Cyclists have been involved in nearly 300 crashes in Tayside since the turn of the decade, new figures have revealed.
Police Scotland data since 2010 showed that 289 cyclists were in road traffic collisions, 235 of whom or 81% were injured or killed as a result.
Particularly concerning is the fact that 24 cyclists under the age of 10 were injured in that period, four seriously. But, thankfully, none were killed.
And it appears the number of collisions involving bikes is still going up as there were 56 in 2010, compared to 67 last year an increase of 19%.
Martin Harris, the secretary of Dundee’s Discovery Junior Cycling Club, said the figures were far too high for his liking.
He said: “One accident is one too many in my opinion so these figures are obviously worrying.
“The problem is that when a car and a cyclist collide there is very little consequence to the driver.
“People go on about helmets and yes, they can help, but if you get hit on the side or from behind, it doesn’t make any difference at all to your injuries elsewhere on your body.
“Sometimes all it takes is just for the driver to wait 10 seconds that’s all for a safe moment to overtake. Sometimes they just don’t have enough patience.
“I think people don’t realise how easy it is to kill someone in a car. You can get carried away with how fast you are going.”
Martin says giving youngsters more cycling skills and more focus on cyclists in driving theory tests could help reduce the numbers of those being knocked off their bike in the future.
He said: “I think if we’re really going to get a decrease, we need to see more done at school level.
“I’m looking at ways to get involved with teaching kids at school, particularly teenagers because they use bikes a lot and within a few years they, themselves, will be driving cars.
“I think that is the best time to teach them how to handle a bike and then when they come to learning to drive they’ll also have more awareness at how to approach and manoeuvre past cyclists.

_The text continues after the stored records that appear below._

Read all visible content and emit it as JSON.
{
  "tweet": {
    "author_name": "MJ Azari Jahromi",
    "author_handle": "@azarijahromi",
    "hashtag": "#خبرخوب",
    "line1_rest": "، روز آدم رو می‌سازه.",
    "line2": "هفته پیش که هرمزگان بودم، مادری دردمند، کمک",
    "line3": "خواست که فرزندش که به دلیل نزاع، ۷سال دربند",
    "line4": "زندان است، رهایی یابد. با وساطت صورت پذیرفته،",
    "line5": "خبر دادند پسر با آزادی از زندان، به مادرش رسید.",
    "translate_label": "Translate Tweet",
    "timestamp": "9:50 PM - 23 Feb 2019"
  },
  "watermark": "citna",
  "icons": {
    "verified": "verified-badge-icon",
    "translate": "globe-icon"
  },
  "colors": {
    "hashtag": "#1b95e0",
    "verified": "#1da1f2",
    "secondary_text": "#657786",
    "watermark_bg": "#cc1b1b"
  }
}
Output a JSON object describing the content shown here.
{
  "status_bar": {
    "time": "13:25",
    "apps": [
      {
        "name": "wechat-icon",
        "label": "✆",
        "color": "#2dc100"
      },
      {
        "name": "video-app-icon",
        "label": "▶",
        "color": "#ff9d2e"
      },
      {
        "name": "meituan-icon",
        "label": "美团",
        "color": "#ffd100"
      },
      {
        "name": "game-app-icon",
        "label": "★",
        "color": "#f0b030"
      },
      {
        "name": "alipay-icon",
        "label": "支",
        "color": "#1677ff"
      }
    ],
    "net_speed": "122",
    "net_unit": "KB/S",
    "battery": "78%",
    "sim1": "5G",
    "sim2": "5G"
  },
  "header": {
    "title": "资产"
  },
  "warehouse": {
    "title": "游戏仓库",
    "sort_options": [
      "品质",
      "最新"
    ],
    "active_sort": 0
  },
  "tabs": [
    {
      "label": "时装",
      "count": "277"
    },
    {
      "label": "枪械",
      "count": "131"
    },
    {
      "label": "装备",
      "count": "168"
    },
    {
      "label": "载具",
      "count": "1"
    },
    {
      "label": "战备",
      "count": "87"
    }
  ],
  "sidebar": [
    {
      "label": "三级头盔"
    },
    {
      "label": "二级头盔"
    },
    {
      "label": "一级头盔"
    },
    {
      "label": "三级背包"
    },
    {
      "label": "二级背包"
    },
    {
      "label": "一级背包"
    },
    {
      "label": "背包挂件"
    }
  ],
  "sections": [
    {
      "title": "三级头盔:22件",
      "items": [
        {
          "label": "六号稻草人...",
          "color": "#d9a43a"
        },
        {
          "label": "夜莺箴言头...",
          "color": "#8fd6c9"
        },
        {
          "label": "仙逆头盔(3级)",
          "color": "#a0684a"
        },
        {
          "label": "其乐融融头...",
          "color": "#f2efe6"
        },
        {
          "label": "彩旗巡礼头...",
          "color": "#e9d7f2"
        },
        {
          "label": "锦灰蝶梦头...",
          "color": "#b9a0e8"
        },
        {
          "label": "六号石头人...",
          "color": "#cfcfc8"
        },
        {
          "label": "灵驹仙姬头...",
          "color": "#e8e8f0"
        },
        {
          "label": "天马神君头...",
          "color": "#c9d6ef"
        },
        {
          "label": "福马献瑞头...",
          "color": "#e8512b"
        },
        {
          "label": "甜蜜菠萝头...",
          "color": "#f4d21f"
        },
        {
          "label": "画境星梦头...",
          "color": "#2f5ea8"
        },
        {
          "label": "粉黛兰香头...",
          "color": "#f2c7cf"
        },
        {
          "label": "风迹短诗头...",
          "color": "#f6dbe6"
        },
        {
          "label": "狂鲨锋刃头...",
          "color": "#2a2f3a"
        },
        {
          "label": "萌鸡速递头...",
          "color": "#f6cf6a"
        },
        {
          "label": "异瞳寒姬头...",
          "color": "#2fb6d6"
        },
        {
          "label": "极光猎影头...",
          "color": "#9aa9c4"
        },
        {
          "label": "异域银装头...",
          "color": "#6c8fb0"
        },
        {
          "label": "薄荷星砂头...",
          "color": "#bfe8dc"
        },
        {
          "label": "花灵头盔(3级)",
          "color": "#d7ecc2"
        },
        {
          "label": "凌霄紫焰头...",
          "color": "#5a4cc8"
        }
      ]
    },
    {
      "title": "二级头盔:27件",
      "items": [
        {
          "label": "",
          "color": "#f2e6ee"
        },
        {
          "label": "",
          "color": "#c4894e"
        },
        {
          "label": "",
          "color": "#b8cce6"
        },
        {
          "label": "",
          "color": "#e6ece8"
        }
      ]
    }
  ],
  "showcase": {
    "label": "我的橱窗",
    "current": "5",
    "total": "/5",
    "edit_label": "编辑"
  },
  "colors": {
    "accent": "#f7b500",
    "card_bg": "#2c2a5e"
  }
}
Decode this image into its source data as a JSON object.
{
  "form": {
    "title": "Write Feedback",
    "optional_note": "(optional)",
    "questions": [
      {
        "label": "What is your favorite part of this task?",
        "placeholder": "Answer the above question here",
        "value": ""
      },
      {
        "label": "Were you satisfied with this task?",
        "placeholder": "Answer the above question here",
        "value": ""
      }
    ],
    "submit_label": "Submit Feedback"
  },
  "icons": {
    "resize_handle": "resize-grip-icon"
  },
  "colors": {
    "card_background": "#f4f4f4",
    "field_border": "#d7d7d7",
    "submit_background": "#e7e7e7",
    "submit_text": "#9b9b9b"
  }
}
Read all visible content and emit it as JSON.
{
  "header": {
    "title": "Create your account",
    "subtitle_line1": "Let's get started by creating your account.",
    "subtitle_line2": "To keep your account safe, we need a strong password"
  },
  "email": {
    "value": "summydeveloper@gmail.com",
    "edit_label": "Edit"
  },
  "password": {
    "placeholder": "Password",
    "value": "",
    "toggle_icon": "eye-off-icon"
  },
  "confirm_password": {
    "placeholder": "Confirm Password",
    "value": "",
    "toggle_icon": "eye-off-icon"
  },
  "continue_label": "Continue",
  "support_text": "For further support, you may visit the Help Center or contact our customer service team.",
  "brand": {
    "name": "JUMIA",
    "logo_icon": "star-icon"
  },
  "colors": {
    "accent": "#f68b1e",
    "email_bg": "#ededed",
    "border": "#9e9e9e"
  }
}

“There’s maybe something that could be added to car theory tests about how to treat cyclists as well.
“But drivers are not to blame for every crash involving a cyclist and that’s why teaching bike handling skills to youngsters is so important.
“The other thing is that we’ve got a great velodrome facility at Caird Park that is hardly ever used.
“That needs to change first.”
Dundee does have a number of designated cycling routes, particularly in the city centre and through the west end, but Martin claims more room is needed if people are to feel safe enough to travel around on bikes instead of cars.
He said: “It’s a mentality thing over here.
“We build our roads for cars and cars only, whereas if you go to some place in Europe for example, they’ve been built for both.
“I wouldn’t say it’s impossible, but it’d be very difficult to change things here now. There’s no room for cycle lanes on many roads.”